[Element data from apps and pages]
-*-*-

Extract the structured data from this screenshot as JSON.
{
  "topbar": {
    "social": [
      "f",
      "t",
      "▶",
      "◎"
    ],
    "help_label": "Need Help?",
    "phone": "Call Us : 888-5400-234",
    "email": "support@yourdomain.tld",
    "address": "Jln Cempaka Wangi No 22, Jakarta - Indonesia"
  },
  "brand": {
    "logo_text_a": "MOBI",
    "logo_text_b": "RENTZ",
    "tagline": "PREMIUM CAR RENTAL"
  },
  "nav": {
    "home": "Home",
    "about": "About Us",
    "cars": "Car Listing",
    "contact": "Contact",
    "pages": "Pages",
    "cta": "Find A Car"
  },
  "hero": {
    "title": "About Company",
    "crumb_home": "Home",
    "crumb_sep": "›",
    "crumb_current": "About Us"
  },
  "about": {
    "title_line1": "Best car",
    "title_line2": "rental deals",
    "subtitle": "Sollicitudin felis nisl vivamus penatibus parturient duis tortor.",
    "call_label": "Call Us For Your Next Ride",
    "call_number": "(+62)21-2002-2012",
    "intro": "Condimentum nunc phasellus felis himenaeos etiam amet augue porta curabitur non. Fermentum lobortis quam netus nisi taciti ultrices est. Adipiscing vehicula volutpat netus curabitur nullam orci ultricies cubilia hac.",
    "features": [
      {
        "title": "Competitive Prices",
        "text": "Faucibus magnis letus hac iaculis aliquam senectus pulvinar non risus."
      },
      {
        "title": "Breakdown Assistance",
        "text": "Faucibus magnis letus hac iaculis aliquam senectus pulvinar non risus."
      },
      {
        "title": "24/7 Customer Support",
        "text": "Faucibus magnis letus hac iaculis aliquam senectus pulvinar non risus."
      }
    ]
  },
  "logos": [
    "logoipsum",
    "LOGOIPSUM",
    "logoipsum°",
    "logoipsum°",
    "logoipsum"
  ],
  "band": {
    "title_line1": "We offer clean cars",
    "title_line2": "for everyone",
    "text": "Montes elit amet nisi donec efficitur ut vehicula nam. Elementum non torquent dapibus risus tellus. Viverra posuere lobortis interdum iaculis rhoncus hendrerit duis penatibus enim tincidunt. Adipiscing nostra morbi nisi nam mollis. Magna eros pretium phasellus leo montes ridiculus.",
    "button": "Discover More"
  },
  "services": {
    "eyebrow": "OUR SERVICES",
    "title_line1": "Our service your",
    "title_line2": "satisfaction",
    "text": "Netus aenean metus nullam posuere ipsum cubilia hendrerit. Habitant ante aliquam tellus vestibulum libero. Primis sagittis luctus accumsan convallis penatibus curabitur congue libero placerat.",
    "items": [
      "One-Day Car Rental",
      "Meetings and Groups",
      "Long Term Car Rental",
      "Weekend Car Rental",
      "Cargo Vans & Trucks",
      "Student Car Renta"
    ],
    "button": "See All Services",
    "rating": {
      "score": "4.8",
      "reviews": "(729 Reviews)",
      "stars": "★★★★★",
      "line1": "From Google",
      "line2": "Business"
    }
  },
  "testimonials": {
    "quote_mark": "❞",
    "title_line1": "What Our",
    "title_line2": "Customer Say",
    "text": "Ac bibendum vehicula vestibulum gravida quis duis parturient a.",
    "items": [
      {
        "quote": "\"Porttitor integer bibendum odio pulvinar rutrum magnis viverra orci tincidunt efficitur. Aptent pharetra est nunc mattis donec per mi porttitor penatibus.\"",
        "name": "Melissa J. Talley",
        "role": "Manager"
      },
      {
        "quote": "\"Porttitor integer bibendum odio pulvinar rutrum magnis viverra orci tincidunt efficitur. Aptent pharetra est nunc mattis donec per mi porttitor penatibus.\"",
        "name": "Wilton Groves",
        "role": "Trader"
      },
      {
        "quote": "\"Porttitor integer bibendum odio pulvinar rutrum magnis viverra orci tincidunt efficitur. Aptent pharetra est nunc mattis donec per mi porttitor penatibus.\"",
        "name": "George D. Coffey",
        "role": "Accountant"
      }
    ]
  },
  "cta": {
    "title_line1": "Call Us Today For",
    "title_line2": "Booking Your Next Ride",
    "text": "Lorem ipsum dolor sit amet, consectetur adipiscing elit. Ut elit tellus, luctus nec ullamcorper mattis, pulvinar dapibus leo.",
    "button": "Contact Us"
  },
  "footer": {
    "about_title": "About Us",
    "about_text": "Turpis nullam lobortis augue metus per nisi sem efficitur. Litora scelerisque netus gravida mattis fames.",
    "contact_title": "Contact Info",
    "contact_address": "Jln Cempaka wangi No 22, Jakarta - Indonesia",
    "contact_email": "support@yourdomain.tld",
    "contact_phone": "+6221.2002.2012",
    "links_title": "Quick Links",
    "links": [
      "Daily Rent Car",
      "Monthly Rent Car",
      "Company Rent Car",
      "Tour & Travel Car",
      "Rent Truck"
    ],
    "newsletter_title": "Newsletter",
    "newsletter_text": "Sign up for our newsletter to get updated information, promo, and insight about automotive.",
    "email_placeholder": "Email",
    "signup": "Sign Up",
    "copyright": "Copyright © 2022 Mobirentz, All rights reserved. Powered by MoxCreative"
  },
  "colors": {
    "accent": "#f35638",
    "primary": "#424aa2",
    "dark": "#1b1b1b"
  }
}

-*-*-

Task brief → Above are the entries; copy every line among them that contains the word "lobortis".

Exercise solution →
    "intro": "Condimentum nunc phasellus felis himenaeos etiam amet augue porta curabitur non. Fermentum lobortis quam netus nisi taciti ultrices est. Adipiscing vehicula volutpat netus curabitur nullam orci ultricies cubilia hac.",
    "text": "Montes elit amet nisi donec efficitur ut vehicula nam. Elementum non torquent dapibus risus tellus. Viverra posuere lobortis interdum iaculis rhoncus hendrerit duis penatibus enim tincidunt. Adipiscing nostra morbi nisi nam mollis. Magna eros pretium phasellus leo montes ridiculus.",
    "about_text": "Turpis nullam lobortis augue metus per nisi sem efficitur. Litora scelerisque netus gravida mattis fames.",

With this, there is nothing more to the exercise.